[App and web page records]
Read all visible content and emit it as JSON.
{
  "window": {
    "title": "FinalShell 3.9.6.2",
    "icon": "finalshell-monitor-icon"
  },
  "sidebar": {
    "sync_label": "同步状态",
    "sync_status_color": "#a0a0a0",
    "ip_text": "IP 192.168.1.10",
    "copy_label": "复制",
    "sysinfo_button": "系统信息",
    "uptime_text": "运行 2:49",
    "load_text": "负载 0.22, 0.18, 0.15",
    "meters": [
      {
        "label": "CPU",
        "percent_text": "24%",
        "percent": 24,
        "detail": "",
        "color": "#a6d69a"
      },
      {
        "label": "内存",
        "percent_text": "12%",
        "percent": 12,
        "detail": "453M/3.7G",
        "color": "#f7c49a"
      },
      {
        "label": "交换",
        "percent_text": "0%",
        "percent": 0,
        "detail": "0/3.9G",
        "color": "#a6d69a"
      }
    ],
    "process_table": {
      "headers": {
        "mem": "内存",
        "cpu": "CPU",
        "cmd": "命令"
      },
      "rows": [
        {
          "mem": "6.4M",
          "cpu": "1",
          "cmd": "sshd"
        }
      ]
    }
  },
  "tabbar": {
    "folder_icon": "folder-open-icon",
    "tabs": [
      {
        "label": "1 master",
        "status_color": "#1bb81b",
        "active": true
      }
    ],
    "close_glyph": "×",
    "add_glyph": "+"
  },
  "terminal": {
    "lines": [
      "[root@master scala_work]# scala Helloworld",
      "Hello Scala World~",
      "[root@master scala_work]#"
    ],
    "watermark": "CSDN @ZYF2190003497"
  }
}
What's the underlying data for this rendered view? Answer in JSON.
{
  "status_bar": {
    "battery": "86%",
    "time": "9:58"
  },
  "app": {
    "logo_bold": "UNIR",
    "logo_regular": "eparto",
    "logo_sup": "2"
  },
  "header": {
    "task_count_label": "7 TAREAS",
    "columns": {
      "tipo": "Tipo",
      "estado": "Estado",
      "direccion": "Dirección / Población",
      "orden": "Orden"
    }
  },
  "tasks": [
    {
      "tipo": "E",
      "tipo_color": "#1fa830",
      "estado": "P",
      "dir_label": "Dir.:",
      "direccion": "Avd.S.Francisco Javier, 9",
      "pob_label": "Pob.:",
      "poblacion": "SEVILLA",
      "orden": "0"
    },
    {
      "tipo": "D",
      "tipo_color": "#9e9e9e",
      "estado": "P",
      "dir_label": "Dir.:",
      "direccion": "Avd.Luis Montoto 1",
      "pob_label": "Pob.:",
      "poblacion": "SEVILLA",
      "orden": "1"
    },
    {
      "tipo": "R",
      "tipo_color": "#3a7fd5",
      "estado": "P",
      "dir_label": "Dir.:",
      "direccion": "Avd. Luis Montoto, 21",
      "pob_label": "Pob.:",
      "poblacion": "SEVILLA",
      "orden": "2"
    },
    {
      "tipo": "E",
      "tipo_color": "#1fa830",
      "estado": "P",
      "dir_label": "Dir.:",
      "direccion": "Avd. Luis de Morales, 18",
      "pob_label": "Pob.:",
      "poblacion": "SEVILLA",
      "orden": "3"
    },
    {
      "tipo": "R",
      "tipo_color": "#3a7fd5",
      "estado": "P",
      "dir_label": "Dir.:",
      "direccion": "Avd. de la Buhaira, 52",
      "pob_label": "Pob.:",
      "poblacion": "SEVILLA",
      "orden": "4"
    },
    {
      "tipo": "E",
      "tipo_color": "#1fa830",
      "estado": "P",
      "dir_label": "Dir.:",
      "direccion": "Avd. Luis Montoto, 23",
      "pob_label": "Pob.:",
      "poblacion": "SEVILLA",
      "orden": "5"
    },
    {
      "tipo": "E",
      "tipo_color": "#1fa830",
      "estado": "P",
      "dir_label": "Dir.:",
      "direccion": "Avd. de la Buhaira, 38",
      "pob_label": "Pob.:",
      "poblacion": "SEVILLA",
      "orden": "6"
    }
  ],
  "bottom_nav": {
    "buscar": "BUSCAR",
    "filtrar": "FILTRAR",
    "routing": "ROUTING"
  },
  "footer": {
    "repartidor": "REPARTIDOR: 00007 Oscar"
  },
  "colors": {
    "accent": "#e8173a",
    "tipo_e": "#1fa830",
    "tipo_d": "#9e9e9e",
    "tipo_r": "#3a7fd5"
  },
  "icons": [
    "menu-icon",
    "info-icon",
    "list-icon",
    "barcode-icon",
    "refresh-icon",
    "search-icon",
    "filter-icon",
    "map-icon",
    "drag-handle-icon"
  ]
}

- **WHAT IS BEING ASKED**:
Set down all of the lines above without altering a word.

- **RESULT OF THIS TASK**:
Read all visible content and emit it as JSON.
{
  "window": {
    "title": "FinalShell 3.9.6.2",
    "icon": "finalshell-monitor-icon"
  },
  "sidebar": {
    "sync_label": "同步状态",
    "sync_status_color": "#a0a0a0",
    "ip_text": "IP 192.168.1.10",
    "copy_label": "复制",
    "sysinfo_button": "系统信息",
    "uptime_text": "运行 2:49",
    "load_text": "负载 0.22, 0.18, 0.15",
    "meters": [
      {
        "label": "CPU",
        "percent_text": "24%",
        "percent": 24,
        "detail": "",
        "color": "#a6d69a"
      },
      {
        "label": "内存",
        "percent_text": "12%",
        "percent": 12,
        "detail": "453M/3.7G",
        "color": "#f7c49a"
      },
      {
        "label": "交换",
        "percent_text": "0%",
        "percent": 0,
        "detail": "0/3.9G",
        "color": "#a6d69a"
      }
    ],
    "process_table": {
      "headers": {
        "mem": "内存",
        "cpu": "CPU",
        "cmd": "命令"
      },
      "rows": [
        {
          "mem": "6.4M",
          "cpu": "1",
          "cmd": "sshd"
        }
      ]
    }
  },
  "tabbar": {
    "folder_icon": "folder-open-icon",
    "tabs": [
      {
        "label": "1 master",
        "status_color": "#1bb81b",
        "active": true
      }
    ],
    "close_glyph": "×",
    "add_glyph": "+"
  },
  "terminal": {
    "lines": [
      "[root@master scala_work]# scala Helloworld",
      "Hello Scala World~",
      "[root@master scala_work]#"
    ],
    "watermark": "CSDN @ZYF2190003497"
  }
}
What's the underlying data for this rendered view? Answer in JSON.
{
  "status_bar": {
    "battery": "86%",
    "time": "9:58"
  },
  "app": {
    "logo_bold": "UNIR",
    "logo_regular": "eparto",
    "logo_sup": "2"
  },
  "header": {
    "task_count_label": "7 TAREAS",
    "columns": {
      "tipo": "Tipo",
      "estado": "Estado",
      "direccion": "Dirección / Población",
      "orden": "Orden"
    }
  },
  "tasks": [
    {
      "tipo": "E",
      "tipo_color": "#1fa830",
      "estado": "P",
      "dir_label": "Dir.:",
      "direccion": "Avd.S.Francisco Javier, 9",
      "pob_label": "Pob.:",
      "poblacion": "SEVILLA",
      "orden": "0"
    },
    {
      "tipo": "D",
      "tipo_color": "#9e9e9e",
      "estado": "P",
      "dir_label": "Dir.:",
      "direccion": "Avd.Luis Montoto 1",
      "pob_label": "Pob.:",
      "poblacion": "SEVILLA",
      "orden": "1"
    },
    {
      "tipo": "R",
      "tipo_color": "#3a7fd5",
      "estado": "P",
      "dir_label": "Dir.:",
      "direccion": "Avd. Luis Montoto, 21",
      "pob_label": "Pob.:",
      "poblacion": "SEVILLA",
      "orden": "2"
    },
    {
      "tipo": "E",
      "tipo_color": "#1fa830",
      "estado": "P",
      "dir_label": "Dir.:",
      "direccion": "Avd. Luis de Morales, 18",
      "pob_label": "Pob.:",
      "poblacion": "SEVILLA",
      "orden": "3"
    },
    {
      "tipo": "R",
      "tipo_color": "#3a7fd5",
      "estado": "P",
      "dir_label": "Dir.:",
      "direccion": "Avd. de la Buhaira, 52",
      "pob_label": "Pob.:",
      "poblacion": "SEVILLA",
      "orden": "4"
    },
    {
      "tipo": "E",
      "tipo_color": "#1fa830",
      "estado": "P",
      "dir_label": "Dir.:",
      "direccion": "Avd. Luis Montoto, 23",
      "pob_label": "Pob.:",
      "poblacion": "SEVILLA",
      "orden": "5"
    },
    {
      "tipo": "E",
      "tipo_color": "#1fa830",
      "estado": "P",
      "dir_label": "Dir.:",
      "direccion": "Avd. de la Buhaira, 38",
      "pob_label": "Pob.:",
      "poblacion": "SEVILLA",
      "orden": "6"
    }
  ],
  "bottom_nav": {
    "buscar": "BUSCAR",
    "filtrar": "FILTRAR",
    "routing": "ROUTING"
  },
  "footer": {
    "repartidor": "REPARTIDOR: 00007 Oscar"
  },
  "colors": {
    "accent": "#e8173a",
    "tipo_e": "#1fa830",
    "tipo_d": "#9e9e9e",
    "tipo_r": "#3a7fd5"
  },
  "icons": [
    "menu-icon",
    "info-icon",
    "list-icon",
    "barcode-icon",
    "refresh-icon",
    "search-icon",
    "filter-icon",
    "map-icon",
    "drag-handle-icon"
  ]
}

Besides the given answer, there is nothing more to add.